-- SUPPLIED INFORMATION --
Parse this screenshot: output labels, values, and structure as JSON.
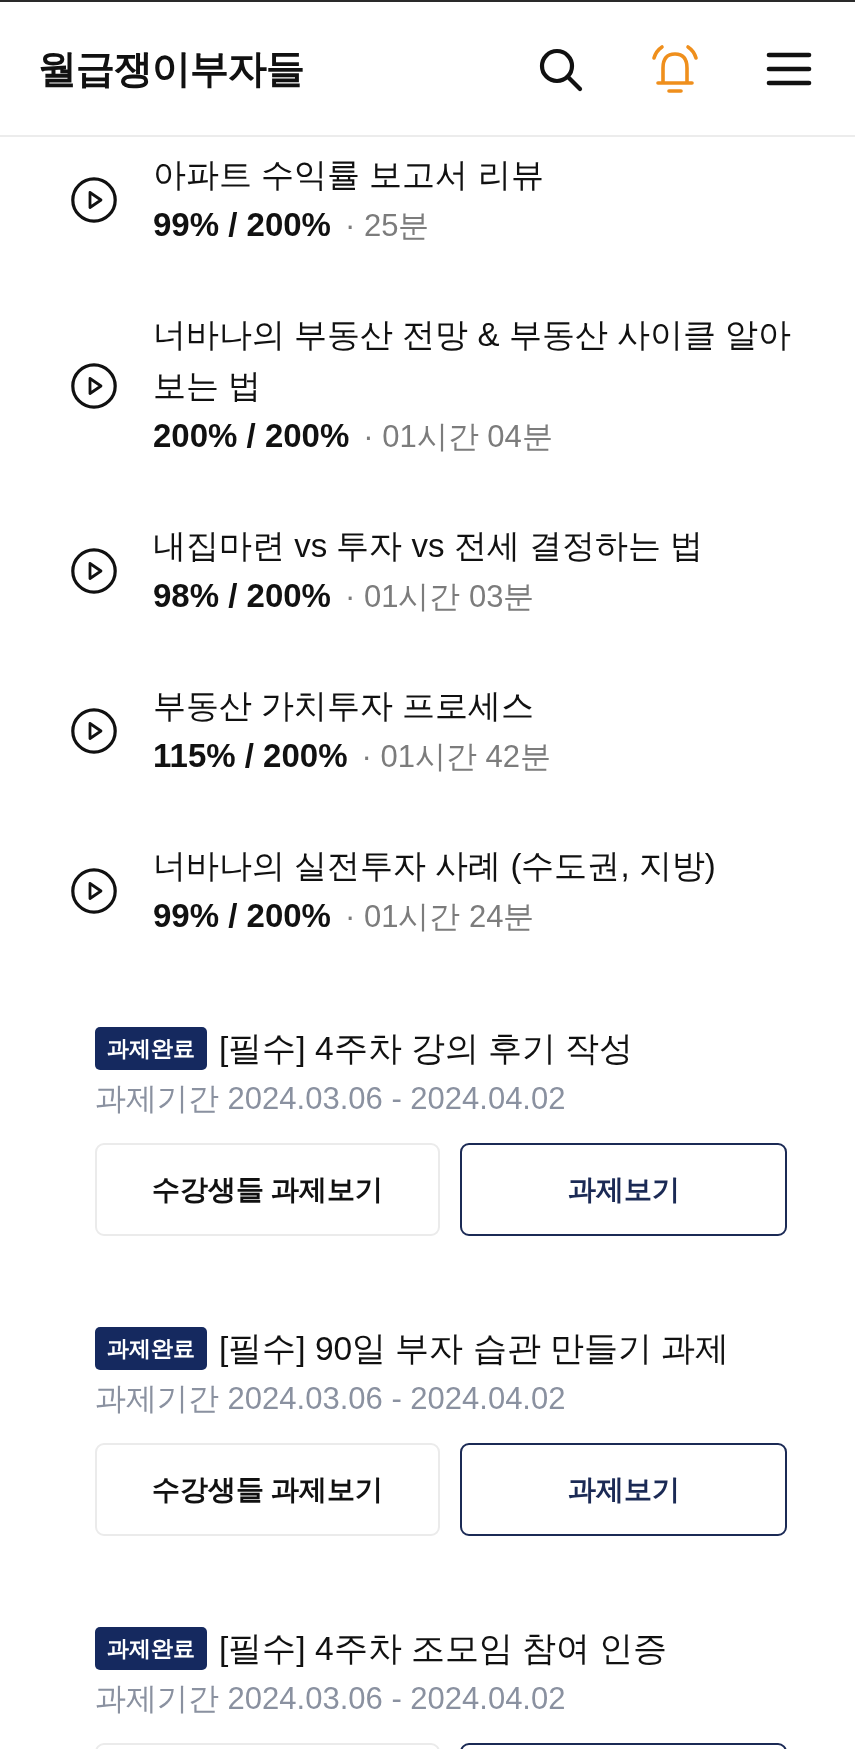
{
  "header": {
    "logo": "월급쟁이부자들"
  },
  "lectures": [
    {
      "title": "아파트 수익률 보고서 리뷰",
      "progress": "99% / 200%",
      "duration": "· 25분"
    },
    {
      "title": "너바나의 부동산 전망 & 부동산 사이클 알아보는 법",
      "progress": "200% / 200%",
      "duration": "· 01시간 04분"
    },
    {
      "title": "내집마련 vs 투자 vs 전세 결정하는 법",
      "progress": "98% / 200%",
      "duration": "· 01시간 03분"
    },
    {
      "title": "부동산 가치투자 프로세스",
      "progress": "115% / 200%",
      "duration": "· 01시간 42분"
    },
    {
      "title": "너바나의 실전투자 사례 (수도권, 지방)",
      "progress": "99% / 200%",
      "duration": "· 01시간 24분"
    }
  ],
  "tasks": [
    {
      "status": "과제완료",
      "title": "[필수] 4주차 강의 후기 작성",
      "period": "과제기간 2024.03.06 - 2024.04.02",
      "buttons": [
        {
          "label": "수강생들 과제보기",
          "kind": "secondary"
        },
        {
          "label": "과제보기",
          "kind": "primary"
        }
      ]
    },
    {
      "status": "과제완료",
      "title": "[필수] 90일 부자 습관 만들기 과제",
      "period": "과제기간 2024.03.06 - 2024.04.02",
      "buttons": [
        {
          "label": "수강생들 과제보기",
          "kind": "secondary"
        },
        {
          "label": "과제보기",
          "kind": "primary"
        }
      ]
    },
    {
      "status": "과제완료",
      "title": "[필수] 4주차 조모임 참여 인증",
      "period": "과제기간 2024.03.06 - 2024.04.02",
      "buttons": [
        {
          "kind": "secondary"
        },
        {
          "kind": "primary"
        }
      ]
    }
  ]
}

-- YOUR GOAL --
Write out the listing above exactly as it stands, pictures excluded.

-- REPLY --
Parse this screenshot: output labels, values, and structure as JSON.
{
  "header": {
    "logo": "월급쟁이부자들"
  },
  "lectures": [
    {
      "title": "아파트 수익률 보고서 리뷰",
      "progress": "99% / 200%",
      "duration": "· 25분"
    },
    {
      "title": "너바나의 부동산 전망 & 부동산 사이클 알아보는 법",
      "progress": "200% / 200%",
      "duration": "· 01시간 04분"
    },
    {
      "title": "내집마련 vs 투자 vs 전세 결정하는 법",
      "progress": "98% / 200%",
      "duration": "· 01시간 03분"
    },
    {
      "title": "부동산 가치투자 프로세스",
      "progress": "115% / 200%",
      "duration": "· 01시간 42분"
    },
    {
      "title": "너바나의 실전투자 사례 (수도권, 지방)",
      "progress": "99% / 200%",
      "duration": "· 01시간 24분"
    }
  ],
  "tasks": [
    {
      "status": "과제완료",
      "title": "[필수] 4주차 강의 후기 작성",
      "period": "과제기간 2024.03.06 - 2024.04.02",
      "buttons": [
        {
          "label": "수강생들 과제보기",
          "kind": "secondary"
        },
        {
          "label": "과제보기",
          "kind": "primary"
        }
      ]
    },
    {
      "status": "과제완료",
      "title": "[필수] 90일 부자 습관 만들기 과제",
      "period": "과제기간 2024.03.06 - 2024.04.02",
      "buttons": [
        {
          "label": "수강생들 과제보기",
          "kind": "secondary"
        },
        {
          "label": "과제보기",
          "kind": "primary"
        }
      ]
    },
    {
      "status": "과제완료",
      "title": "[필수] 4주차 조모임 참여 인증",
      "period": "과제기간 2024.03.06 - 2024.04.02",
      "buttons": [
        {
          "kind": "secondary"
        },
        {
          "kind": "primary"
        }
      ]
    }
  ]
}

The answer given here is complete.